The Pandemic brought us to a standstill. We had to learn how to navigate our lives in isolation. As an introvert this wasn’t too challenging. And I have a wonderful, supportive partner whom I love spending time with. During this time I found myself connecting more deeply with my dream world. these lines of poetry that would suddenly appear, dreamlines I call them. I keep a notebook by my bed and scribble them down in the sleeping dark, hope that I’m able to decipher my words come morning.
It doesn’t surprise me that there’s been an upsurge in the reading and writing of poetry. Poetry is an intimate art form. Poems rip your heart out with their word-force and aural energy and then slip it back in before you know what happened. They invite us to pause and lead us to profound places. They connect us to ourselves and to each other. They embrace ambiguity and silence and allow for a knowing only silence brings. They hold what it means to live in an ever-changing world.

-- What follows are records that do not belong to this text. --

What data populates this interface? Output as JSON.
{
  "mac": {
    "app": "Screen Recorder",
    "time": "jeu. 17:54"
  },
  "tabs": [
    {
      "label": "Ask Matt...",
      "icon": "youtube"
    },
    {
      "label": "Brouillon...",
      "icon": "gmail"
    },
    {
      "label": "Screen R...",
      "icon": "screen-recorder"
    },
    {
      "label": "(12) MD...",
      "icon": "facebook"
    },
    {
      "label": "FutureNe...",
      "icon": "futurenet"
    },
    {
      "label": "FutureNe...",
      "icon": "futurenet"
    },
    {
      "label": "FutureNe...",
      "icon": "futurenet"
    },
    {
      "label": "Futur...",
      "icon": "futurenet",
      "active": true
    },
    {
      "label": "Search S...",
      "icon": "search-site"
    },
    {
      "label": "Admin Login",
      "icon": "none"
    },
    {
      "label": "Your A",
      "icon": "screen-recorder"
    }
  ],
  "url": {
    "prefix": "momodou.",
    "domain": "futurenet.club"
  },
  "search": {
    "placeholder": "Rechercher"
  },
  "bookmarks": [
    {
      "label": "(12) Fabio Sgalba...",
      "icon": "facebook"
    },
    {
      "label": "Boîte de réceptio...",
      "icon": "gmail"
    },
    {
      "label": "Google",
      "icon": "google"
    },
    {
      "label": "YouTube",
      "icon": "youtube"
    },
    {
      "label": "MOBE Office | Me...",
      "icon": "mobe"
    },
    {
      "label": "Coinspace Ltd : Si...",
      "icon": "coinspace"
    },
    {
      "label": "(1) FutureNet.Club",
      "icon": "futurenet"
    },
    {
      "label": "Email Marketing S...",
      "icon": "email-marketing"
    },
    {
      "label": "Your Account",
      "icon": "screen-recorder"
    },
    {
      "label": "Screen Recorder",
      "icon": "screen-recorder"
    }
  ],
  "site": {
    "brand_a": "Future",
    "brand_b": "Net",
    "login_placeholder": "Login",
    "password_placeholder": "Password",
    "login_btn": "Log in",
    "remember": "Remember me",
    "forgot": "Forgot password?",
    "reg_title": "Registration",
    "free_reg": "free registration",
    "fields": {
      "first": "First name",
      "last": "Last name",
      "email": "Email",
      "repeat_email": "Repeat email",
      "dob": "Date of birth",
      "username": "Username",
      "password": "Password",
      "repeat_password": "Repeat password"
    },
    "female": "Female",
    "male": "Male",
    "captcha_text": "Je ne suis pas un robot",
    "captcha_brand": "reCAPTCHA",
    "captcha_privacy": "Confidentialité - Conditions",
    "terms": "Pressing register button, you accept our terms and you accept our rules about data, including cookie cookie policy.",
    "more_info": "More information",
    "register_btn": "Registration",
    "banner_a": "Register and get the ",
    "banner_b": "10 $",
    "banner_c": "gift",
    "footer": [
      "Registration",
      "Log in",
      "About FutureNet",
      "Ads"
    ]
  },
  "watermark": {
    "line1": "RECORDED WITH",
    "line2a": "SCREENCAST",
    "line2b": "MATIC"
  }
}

They help us tap into mystery.
It was an honour to share some of these new poems—“Put Flowers Around Us and Pretend We’re Dead” and “Sleep Patterns for Seamus Heaney” at the Imagine Belfast, as part of the International Page and Stage event.
What are you working on now?
I recently finished my second novel, The Most Cunning Heart. It launches this May. I’m working on poems for my forthcoming poetry book, Put Flowers Around Us and Pretend We’re Dead. It comes out next spring. I’m also teaching creative writing at the University of Toronto, leading the Toronto International Festival of Authors’ Book Club and co-hosting The Hummingbird Podcast with Jessica Outram.
Catherine Graham is the author of seven books including the award-winning novel Quarry. Her latest, Æther: An Out-of-Body Lyric, was a finalist for the Toronto Book Award. A previous collection, The Celery Forest, was named a CBC Best Book of the Year; Michael Longley praised it as “a work of great fortitude and invention, full of jewel-like moments and dark gnomic utterance.” She leads Toronto International Festival of Authors’ book club, co-hosts The Hummingbird Podcast and teaches creative writing at the University of Toronto. Her second novel, The Most Cunning Heart, launches this May. Her forthcoming poetry collection, Put Flowers Around Us and Pretend We’re Dead, appears Spring, 2023. www.catherinegraham.com @catgrahampoet